Franchises may qualify as employees, meaning a chain such as 7-Eleven may need to employ people who rent and operate the store. Currently such franchises pay a fee to the chain owner. Matthew Holler, vice president of the International Franchise Association, said some brands have stalled plans for expansion in California as a result of the law.
Small theater groups – which often paid musicians, actors and crew members as independent contractors – are particularly disappointed. Gayle Gordon, the founding director of the one-year-old Numi Opera in Los Angeles, said that after the law was passed, she realized how much it would cost her and canceled plans for a performance in May in February.

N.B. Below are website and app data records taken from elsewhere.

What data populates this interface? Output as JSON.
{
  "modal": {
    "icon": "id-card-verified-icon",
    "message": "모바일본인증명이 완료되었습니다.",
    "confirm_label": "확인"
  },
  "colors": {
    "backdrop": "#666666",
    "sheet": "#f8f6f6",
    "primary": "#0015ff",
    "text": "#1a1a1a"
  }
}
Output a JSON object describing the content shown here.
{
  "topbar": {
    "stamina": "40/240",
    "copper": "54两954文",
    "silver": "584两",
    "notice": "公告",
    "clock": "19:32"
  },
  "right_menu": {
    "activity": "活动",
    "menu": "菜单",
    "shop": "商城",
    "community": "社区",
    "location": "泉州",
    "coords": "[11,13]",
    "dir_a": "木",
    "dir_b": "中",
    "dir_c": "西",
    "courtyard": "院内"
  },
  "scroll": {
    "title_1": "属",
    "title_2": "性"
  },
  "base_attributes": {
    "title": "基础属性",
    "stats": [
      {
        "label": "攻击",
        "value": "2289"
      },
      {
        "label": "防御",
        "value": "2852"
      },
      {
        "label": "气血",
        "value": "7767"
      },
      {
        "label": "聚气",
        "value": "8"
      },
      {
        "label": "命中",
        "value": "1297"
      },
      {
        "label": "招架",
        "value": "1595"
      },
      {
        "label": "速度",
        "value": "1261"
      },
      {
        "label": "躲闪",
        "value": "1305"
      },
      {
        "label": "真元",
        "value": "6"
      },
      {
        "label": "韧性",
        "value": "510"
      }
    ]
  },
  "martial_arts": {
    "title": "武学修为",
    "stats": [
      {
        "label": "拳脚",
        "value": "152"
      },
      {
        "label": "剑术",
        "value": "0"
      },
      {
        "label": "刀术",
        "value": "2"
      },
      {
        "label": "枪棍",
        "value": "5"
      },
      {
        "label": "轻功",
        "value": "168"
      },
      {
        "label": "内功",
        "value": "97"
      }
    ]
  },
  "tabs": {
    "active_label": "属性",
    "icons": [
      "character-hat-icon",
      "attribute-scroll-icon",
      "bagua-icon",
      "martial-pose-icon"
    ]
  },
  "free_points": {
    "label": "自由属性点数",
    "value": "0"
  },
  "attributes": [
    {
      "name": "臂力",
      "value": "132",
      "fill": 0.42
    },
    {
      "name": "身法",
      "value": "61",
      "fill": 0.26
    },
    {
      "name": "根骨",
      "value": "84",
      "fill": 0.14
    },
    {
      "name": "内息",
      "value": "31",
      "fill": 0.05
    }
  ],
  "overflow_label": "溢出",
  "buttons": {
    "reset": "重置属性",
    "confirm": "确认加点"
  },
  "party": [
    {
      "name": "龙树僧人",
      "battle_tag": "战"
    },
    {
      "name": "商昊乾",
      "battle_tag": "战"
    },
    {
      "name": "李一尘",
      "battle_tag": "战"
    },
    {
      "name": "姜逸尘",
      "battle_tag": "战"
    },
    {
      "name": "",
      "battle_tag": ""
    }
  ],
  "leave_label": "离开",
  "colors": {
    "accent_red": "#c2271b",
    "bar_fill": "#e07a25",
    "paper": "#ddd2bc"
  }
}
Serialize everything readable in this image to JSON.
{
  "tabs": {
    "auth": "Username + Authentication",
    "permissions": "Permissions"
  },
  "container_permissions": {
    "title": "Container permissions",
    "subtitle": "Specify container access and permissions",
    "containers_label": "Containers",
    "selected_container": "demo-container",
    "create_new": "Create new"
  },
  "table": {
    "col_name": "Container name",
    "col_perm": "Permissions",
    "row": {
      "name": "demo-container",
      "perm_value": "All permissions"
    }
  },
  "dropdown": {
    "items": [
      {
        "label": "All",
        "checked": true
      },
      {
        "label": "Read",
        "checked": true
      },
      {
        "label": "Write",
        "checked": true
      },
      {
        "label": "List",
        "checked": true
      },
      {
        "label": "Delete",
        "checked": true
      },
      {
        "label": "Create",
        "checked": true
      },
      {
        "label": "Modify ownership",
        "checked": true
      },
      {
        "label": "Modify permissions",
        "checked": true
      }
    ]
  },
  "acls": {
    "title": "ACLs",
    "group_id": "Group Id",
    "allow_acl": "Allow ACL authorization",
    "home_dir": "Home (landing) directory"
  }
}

“It would have put more than 30 percent on top of my budget – which was already well tied,” she said. As it turns out, the performance of “Violenta”, an opera by a 20th-century Austrian composer, was canceled as a result of Kovid-19, but remains uncertain as to what another fall for her in the future Is set for Next year.
“I don’t know what’s going to happen,” he said.